Paradigms and Principles
If we want to change any situation, we must first change ourselves; to change ourselves effectively, we just have to change our perception.
The Personality and Character Ethics
Stephen Covey noticed a pattern after studying writings about success, that writings on success before World War 1 focused on what he called “Character Ethics” as the foundation of success – things like:
- Modesty and the Golden Rule.
The character ethics taught that there are basic principles to effective living and that people can only experience true success and enduring happiness as they learn and integrate these principles into their basic character.
But shortly after World War 1, the basic view of success shifted from character ethic to what might be called “Personality Ethic. Success became more a function of :
- Public image
- Attitude and Behaviour
- Skills and Technique
that lubricate the processes of human interactions.
The personality ethics focused on social image consciousness, techniques and quick fixes, social bandaids and aspirin that addressed acute problems and sometimes even appeared to solve them temporary – but left the underlying chronic problems untouched to fester and resurface time and again.
The personality ethic essentially took two paths:
- Human and Public Relations Technique and the other was
- Positive Mental Attitude.
Some of the philosophy was expressed in inspiring and sometime valid maxims such as “Your attitude determines your attitude” “Smiling wins more friends than frowning.” “Whatever the mind of man can conceive and believe it can achieve.”
Other parts of the personality approach were clearly manipulative, even deceptive, encouraging people to use technique to get other people to like them, quick- fixes Influence technique, Power strategies, Communication skills and Positive attitudes.
Stephen Covey was not suggesting that the elements of the personality ethic – personality growth, communications skill, training and education in the field of influence strategies and positive thinking are not beneficial, in fact sometimes they are essential for success, however, they are secondary and not primary traits.
He noted that to focus on techniques is like cramming your way through school.

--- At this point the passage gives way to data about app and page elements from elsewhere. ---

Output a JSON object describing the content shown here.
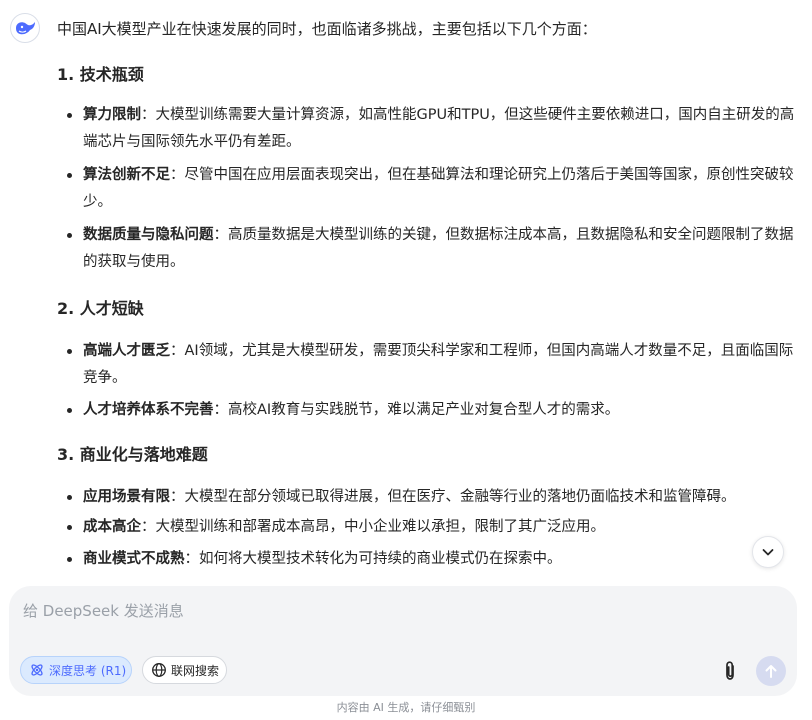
{
  "message": {
    "intro": "中国AI大模型产业在快速发展的同时，也面临诸多挑战，主要包括以下几个方面：",
    "sections": [
      {
        "title": "1. 技术瓶颈",
        "items": [
          {
            "term": "算力限制",
            "text": "：大模型训练需要大量计算资源，如高性能GPU和TPU，但这些硬件主要依赖进口，国内自主研发的高端芯片与国际领先水平仍有差距。"
          },
          {
            "term": "算法创新不足",
            "text": "：尽管中国在应用层面表现突出，但在基础算法和理论研究上仍落后于美国等国家，原创性突破较少。"
          },
          {
            "term": "数据质量与隐私问题",
            "text": "：高质量数据是大模型训练的关键，但数据标注成本高，且数据隐私和安全问题限制了数据的获取与使用。"
          }
        ]
      },
      {
        "title": "2. 人才短缺",
        "items": [
          {
            "term": "高端人才匮乏",
            "text": "：AI领域，尤其是大模型研发，需要顶尖科学家和工程师，但国内高端人才数量不足，且面临国际竞争。"
          },
          {
            "term": "人才培养体系不完善",
            "text": "：高校AI教育与实践脱节，难以满足产业对复合型人才的需求。"
          }
        ]
      },
      {
        "title": "3. 商业化与落地难题",
        "items": [
          {
            "term": "应用场景有限",
            "text": "：大模型在部分领域已取得进展，但在医疗、金融等行业的落地仍面临技术和监管障碍。"
          },
          {
            "term": "成本高企",
            "text": "：大模型训练和部署成本高昂，中小企业难以承担，限制了其广泛应用。"
          },
          {
            "term": "商业模式不成熟",
            "text": "：如何将大模型技术转化为可持续的商业模式仍在探索中。"
          }
        ]
      }
    ]
  },
  "composer": {
    "placeholder": "给 DeepSeek 发送消息",
    "value": "",
    "deep_think_label": "深度思考 (R1)",
    "web_search_label": "联网搜索"
  },
  "footer": {
    "notice": "内容由 AI 生成，请仔细甄别"
  },
  "icons": {
    "avatar": "deepseek-whale-icon",
    "scroll": "chevron-down-icon",
    "deep_think": "atom-icon",
    "web_search": "globe-icon",
    "attach": "paperclip-icon",
    "send": "arrow-up-icon"
  },
  "colors": {
    "accent": "#4d6bfe",
    "composer_bg": "#f3f4f6",
    "send_disabled": "#d6dbf0"
  }
}
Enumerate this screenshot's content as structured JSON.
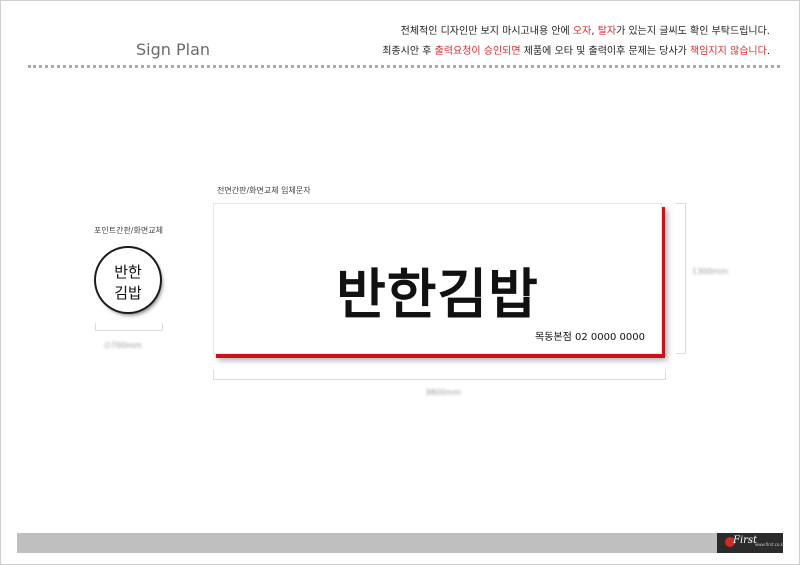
{
  "header": {
    "title": "Sign Plan",
    "notice_line1_parts": [
      "전체적인 디자인만 보지 마시고내용 안에 ",
      "오자",
      ", ",
      "탈자",
      "가 있는지 글씨도 확인 부탁드립니다."
    ],
    "notice_line2_parts": [
      "최종시안 후 ",
      "출력요청이 승인되면",
      " 제품에 오타 및 출력이후 문제는 당사가 ",
      "책임지지 않습니다",
      "."
    ]
  },
  "point_sign": {
    "label": "포인트간판/화면교체",
    "text_line1": "반한",
    "text_line2": "김밥",
    "size_text": "∅700mm"
  },
  "main_sign": {
    "label": "전면간판/화면교체 입체문자",
    "name": "반한김밥",
    "subtext": "목동본점 02 0000 0000",
    "width_text": "3800mm",
    "height_text": "1300mm"
  },
  "footer": {
    "logo_text": "First",
    "logo_sub": "www.first.co.kr"
  },
  "colors": {
    "accent_red": "#e0282c",
    "sign_shadow_red": "#c9121b",
    "footer_gray": "#bfbfbf"
  }
}
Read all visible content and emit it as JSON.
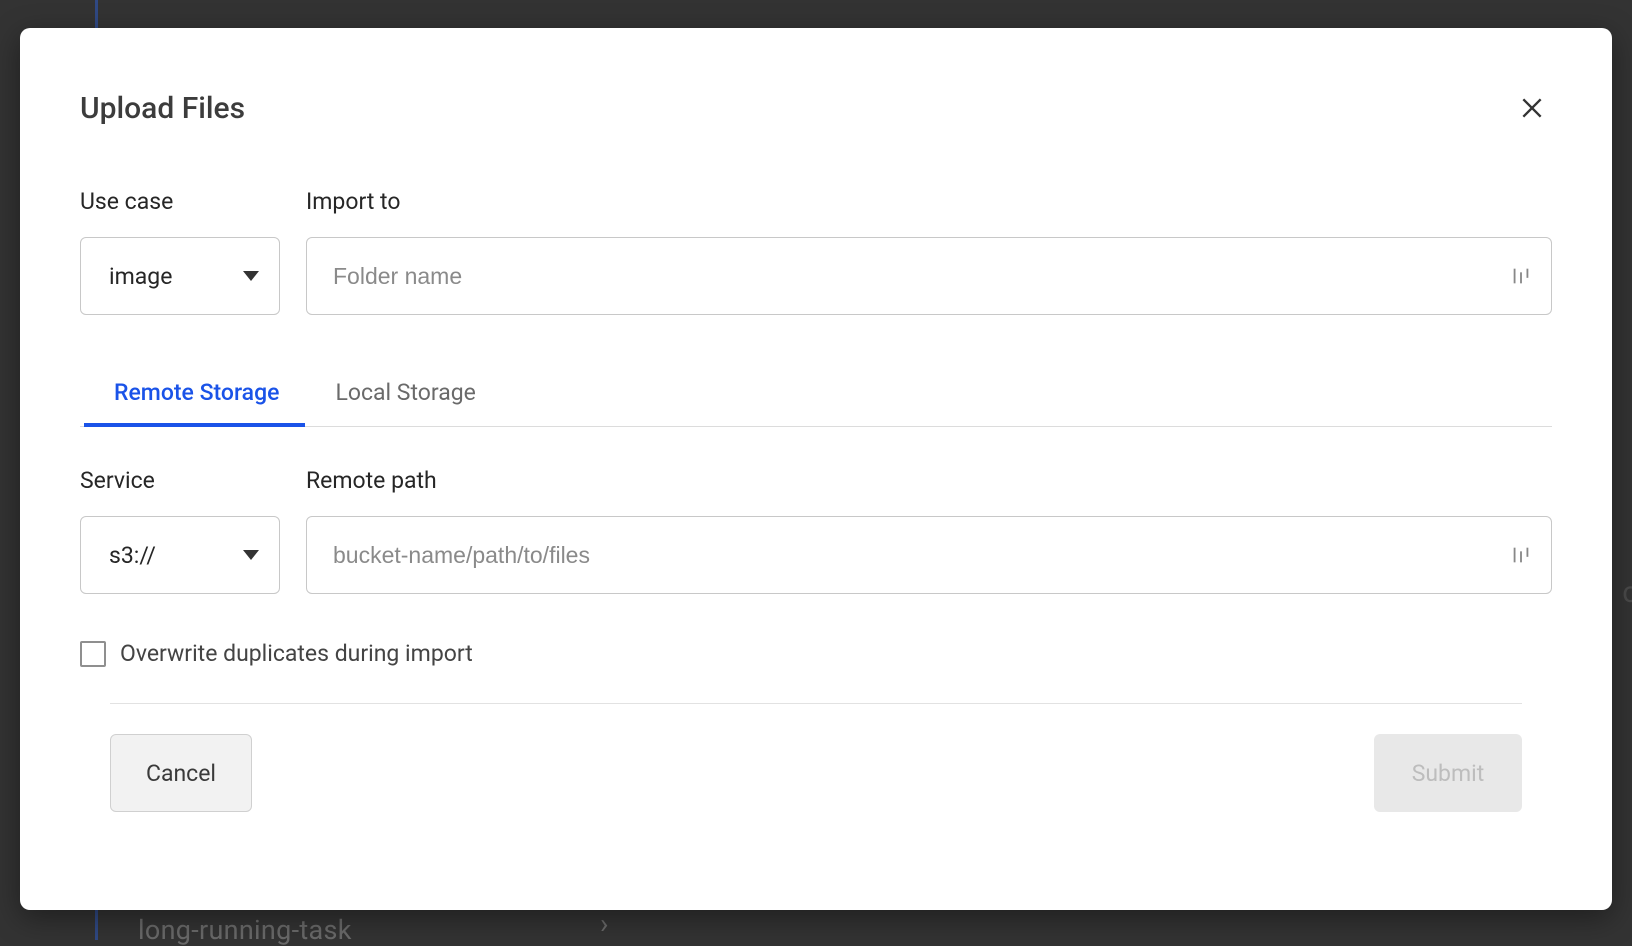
{
  "bg": {
    "item_hint": "long-running-task",
    "right_letter": "c"
  },
  "modal": {
    "title": "Upload Files"
  },
  "useCase": {
    "label": "Use case",
    "value": "image"
  },
  "importTo": {
    "label": "Import to",
    "placeholder": "Folder name",
    "value": ""
  },
  "tabs": {
    "remote": "Remote Storage",
    "local": "Local Storage",
    "active": "remote"
  },
  "service": {
    "label": "Service",
    "value": "s3://"
  },
  "remotePath": {
    "label": "Remote path",
    "placeholder": "bucket-name/path/to/files",
    "value": ""
  },
  "overwrite": {
    "label": "Overwrite duplicates during import",
    "checked": false
  },
  "footer": {
    "cancel": "Cancel",
    "submit": "Submit"
  }
}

You sometime get by, perhaps even get good grades, but if you don’t pay the price day in and day out, you never achieve true mastery of the subjects you study or develop an educated mind.
You cannot cram on a farm, if you forget to plant in the spring and you play around in the summer, you cannot cram in the fall to bring harvest. The farm is a natural system. The price must be paid and the process followed. You always reap what you sow, there is no shortcut. This is the law of the farm.
What we are communicate far more eloquently than anything we say or do.